- _WHAT THE EXERCISE ASKS_
Write out the records again, exactly. Nothing may be dropped.
• • • •
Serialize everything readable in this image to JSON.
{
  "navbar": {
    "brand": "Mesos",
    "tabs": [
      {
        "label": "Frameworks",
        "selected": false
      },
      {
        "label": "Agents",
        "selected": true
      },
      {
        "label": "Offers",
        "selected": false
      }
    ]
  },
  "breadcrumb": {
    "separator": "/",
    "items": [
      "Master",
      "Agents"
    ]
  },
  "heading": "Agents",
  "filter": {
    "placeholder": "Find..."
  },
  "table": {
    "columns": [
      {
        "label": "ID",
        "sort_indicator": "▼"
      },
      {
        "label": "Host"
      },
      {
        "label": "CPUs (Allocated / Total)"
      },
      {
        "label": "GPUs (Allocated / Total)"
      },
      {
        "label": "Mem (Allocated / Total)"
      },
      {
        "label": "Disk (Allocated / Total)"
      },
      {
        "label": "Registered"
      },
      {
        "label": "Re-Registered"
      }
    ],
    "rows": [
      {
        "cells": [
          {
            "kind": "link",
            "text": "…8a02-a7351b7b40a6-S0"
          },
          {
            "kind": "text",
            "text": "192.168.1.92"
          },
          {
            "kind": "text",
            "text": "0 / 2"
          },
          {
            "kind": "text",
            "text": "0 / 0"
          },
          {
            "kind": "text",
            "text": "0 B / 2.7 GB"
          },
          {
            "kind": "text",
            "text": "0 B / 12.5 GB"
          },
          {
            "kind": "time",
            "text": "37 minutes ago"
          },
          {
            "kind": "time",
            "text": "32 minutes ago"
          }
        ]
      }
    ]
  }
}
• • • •
- _ANSWER SECTION_
Serialize everything readable in this image to JSON.
{
  "navbar": {
    "brand": "Mesos",
    "tabs": [
      {
        "label": "Frameworks",
        "selected": false
      },
      {
        "label": "Agents",
        "selected": true
      },
      {
        "label": "Offers",
        "selected": false
      }
    ]
  },
  "breadcrumb": {
    "separator": "/",
    "items": [
      "Master",
      "Agents"
    ]
  },
  "heading": "Agents",
  "filter": {
    "placeholder": "Find..."
  },
  "table": {
    "columns": [
      {
        "label": "ID",
        "sort_indicator": "▼"
      },
      {
        "label": "Host"
      },
      {
        "label": "CPUs (Allocated / Total)"
      },
      {
        "label": "GPUs (Allocated / Total)"
      },
      {
        "label": "Mem (Allocated / Total)"
      },
      {
        "label": "Disk (Allocated / Total)"
      },
      {
        "label": "Registered"
      },
      {
        "label": "Re-Registered"
      }
    ],
    "rows": [
      {
        "cells": [
          {
            "kind": "link",
            "text": "…8a02-a7351b7b40a6-S0"
          },
          {
            "kind": "text",
            "text": "192.168.1.92"
          },
          {
            "kind": "text",
            "text": "0 / 2"
          },
          {
            "kind": "text",
            "text": "0 / 0"
          },
          {
            "kind": "text",
            "text": "0 B / 2.7 GB"
          },
          {
            "kind": "text",
            "text": "0 B / 12.5 GB"
          },
          {
            "kind": "time",
            "text": "37 minutes ago"
          },
          {
            "kind": "time",
            "text": "32 minutes ago"
          }
        ]
      }
    ]
  }
}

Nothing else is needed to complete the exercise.